Bosnian Croat leader Dragan Covic is only a tool of the politics of Bosnian Serb leader Milorad Dodik, sociology professor Slavo Kukic told N1 on Monday about the alliance between the two politicians.
Dodik is the leader of the Alliance of Independent Social Democrats (SNSD) and will be swapping his post of President of the Serb-dominated semi-autonomous Republika Srpska (RS) entity in Bosnia for the position of the Bosnian Serb member of the state Presidency after the results of the October General Election are implemented.
He has been advocating for the secession of the RS from Bosnia for years.
Covic, who is the leader of the Croat Democratic Union (HDZ), the main Bosnian Croat ethnic-oriented party in the country, has been advocating for Bosnia being composed of ethnic-majority electoral units, implying a structure similar to another entity for Bosnian Croats in the country.
“Based on experience, I do not believe that their cooperation can be for the good of this country,” Kukic said.
According to the academic, “it seems that Dodik is the one leading, and Covic is only an instrument of his politics,” and while it stays that way, “Dodik will remain Covic’s partner.”
Their cooperation is not in the interest of Serbs or Croats, he said, adding that such a narrative is only shielding their joint private interests.

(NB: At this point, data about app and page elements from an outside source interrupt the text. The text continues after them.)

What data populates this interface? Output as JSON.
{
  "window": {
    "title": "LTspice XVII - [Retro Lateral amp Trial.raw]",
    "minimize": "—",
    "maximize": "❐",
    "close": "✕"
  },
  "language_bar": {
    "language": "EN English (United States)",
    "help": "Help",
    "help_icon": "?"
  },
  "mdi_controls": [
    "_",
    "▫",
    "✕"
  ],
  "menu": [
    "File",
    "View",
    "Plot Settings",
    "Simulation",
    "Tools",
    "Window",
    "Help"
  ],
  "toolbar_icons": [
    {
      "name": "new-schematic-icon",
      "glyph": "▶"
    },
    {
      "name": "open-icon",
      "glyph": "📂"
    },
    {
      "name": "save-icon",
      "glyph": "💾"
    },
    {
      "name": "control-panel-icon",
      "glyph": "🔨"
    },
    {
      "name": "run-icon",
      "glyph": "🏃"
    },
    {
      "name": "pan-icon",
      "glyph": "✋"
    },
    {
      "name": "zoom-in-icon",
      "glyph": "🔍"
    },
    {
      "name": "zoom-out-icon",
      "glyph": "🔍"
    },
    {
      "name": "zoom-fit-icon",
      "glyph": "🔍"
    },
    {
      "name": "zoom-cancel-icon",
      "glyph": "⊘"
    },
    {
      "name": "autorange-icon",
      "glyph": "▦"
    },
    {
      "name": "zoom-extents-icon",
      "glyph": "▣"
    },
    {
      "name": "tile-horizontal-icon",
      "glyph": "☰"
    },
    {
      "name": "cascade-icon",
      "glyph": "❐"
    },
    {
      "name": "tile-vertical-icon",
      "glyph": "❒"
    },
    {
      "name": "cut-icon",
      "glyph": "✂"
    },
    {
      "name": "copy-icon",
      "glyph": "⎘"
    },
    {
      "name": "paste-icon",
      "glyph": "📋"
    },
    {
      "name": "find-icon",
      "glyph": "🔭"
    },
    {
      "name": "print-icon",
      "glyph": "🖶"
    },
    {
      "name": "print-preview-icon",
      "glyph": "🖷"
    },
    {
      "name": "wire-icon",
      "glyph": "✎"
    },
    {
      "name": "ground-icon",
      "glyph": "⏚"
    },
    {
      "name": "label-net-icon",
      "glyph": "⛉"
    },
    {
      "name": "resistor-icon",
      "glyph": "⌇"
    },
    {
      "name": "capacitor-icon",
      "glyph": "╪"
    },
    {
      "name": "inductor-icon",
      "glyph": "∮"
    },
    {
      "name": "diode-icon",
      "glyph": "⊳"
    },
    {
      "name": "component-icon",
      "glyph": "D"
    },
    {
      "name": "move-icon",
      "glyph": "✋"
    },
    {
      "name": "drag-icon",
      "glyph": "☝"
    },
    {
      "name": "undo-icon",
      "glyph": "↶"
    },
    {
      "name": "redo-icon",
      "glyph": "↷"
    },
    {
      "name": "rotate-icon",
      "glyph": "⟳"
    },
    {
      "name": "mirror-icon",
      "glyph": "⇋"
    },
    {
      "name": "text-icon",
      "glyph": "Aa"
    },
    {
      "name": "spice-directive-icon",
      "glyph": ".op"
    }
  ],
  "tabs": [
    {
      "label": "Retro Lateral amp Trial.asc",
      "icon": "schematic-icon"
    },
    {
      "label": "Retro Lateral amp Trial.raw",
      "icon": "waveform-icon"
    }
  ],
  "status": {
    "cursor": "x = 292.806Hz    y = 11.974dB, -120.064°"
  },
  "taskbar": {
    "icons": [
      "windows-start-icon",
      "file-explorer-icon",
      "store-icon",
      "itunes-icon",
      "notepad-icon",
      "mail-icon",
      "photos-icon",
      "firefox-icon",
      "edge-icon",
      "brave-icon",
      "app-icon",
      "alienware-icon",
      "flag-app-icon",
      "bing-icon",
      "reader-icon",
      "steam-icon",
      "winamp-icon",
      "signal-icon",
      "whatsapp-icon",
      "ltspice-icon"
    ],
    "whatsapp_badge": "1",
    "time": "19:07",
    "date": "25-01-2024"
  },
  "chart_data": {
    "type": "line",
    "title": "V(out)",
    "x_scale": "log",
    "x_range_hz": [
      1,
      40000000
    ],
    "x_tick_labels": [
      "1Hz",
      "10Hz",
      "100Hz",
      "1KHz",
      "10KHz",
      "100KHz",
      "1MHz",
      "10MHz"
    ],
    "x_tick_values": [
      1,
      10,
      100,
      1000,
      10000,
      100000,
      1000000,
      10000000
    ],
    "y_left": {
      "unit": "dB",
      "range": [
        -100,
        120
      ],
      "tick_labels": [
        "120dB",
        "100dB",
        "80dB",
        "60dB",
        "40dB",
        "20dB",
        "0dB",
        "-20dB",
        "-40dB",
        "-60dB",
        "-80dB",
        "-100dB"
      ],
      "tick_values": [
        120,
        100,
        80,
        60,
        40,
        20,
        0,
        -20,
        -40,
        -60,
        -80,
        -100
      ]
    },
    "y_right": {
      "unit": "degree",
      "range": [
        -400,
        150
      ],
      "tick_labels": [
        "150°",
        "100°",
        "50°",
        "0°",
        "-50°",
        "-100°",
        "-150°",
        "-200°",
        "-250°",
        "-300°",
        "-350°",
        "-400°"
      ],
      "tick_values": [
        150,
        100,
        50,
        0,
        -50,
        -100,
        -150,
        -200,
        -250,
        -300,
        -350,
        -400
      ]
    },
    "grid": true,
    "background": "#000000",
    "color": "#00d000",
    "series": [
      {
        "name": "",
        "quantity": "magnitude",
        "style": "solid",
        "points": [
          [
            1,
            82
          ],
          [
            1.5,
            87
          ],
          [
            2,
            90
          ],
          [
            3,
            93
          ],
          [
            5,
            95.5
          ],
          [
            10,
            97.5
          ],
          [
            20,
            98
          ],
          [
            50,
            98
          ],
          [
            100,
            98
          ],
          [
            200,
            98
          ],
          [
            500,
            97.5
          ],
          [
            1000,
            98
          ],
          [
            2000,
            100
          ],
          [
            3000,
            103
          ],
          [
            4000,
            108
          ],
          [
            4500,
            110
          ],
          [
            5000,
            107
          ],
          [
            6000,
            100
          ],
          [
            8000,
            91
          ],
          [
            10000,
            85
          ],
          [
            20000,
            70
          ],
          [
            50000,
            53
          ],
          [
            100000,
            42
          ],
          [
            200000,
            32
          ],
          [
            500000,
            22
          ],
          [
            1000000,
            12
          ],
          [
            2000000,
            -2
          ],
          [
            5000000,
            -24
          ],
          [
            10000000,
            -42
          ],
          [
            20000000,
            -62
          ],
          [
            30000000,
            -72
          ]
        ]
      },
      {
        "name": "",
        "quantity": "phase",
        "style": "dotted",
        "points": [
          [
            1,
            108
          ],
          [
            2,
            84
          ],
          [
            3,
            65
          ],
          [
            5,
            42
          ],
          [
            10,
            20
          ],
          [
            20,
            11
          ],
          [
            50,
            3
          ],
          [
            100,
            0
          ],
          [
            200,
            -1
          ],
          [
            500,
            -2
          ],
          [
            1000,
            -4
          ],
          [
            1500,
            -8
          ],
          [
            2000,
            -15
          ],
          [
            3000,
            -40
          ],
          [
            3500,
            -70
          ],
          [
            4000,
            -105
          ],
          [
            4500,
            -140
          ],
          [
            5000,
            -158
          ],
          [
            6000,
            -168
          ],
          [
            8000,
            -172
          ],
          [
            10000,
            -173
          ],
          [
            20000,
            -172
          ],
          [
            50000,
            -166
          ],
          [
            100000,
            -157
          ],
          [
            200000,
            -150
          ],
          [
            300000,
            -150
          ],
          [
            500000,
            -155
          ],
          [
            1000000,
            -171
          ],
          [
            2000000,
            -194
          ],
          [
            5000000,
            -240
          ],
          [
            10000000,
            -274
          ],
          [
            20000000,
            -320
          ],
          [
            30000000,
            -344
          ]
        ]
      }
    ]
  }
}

He pointed out that the US blacklisted Dodik and said that Covic “anticipates that he could also end up like that.”
The US has in 2017 imposed sanctions against Dodik for obstructing the implementation of the Dayton Peace Agreement, which ended the 1992-1995 war in Bosnia.

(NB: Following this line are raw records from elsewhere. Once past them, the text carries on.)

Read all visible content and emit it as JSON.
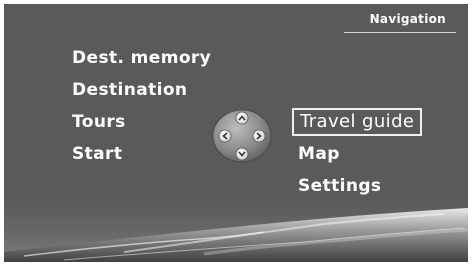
{
  "header": {
    "title": "Navigation"
  },
  "menu_left": {
    "items": [
      {
        "label": "Dest. memory"
      },
      {
        "label": "Destination"
      },
      {
        "label": "Tours"
      },
      {
        "label": "Start"
      }
    ]
  },
  "menu_right": {
    "items": [
      {
        "label": "Travel guide",
        "selected": true
      },
      {
        "label": "Map"
      },
      {
        "label": "Settings"
      }
    ]
  },
  "controller": {
    "icon": "four-way-controller-icon"
  },
  "colors": {
    "background": "#5a5a5a",
    "text": "#ffffff",
    "highlight_border": "#f0f0f0"
  }
}
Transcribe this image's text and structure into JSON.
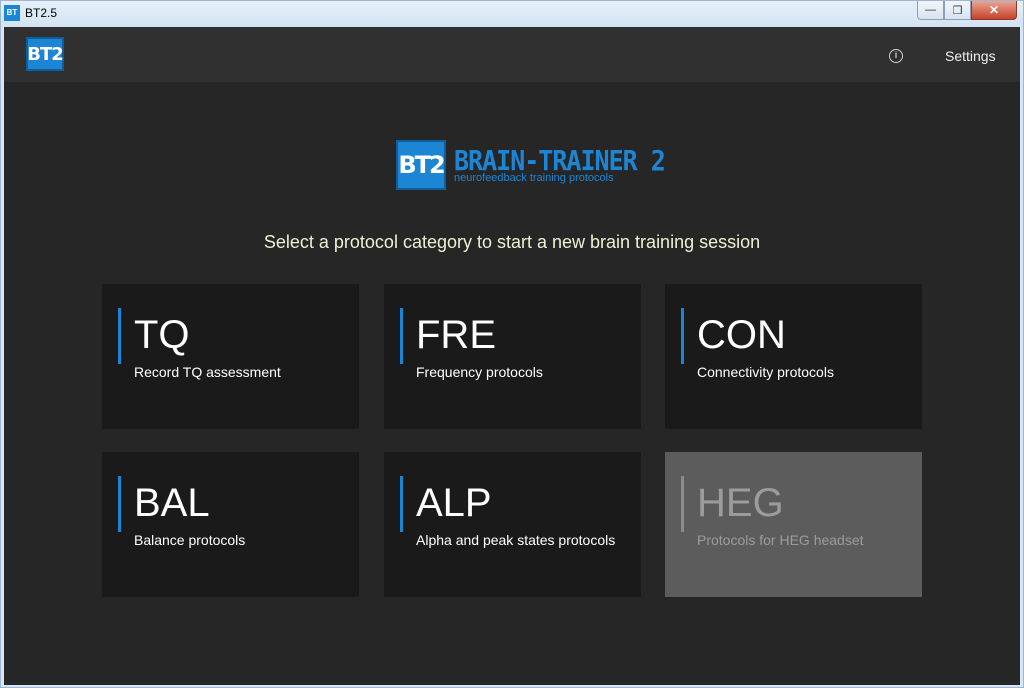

Kukic said that Covic changed his stance toward the west and now he is saying that Western powers should not interfere in the internal relations in Bosnia.
He concluded that Covic's “love for the West has decreased and that he could seek a partner in Moscow.”
“I believe that Dodik is hurrying to form the government as soon as possible, but Covic is not, because the situation in the country suits him,” Kukic said, adding that if there is ever a split between them, it will be because of that fact.
There are two critical interests for which Covic needs Dodik’s help, the professor alleged.
“One of them is a Constitutional reconstruction of the country that would ensure him unquestionable power, and the other is (pushing for) an election law which would make the HDZ’s rule permanent,” Kukic said.
The professor expressed hope that Bosnian Croats will abandon Covic and his party.
He called Covic and Dodik the “most damaging duo” for Bosnia, while those who want good for the country are “a silent mass of liberally-oriented citizens,” he said.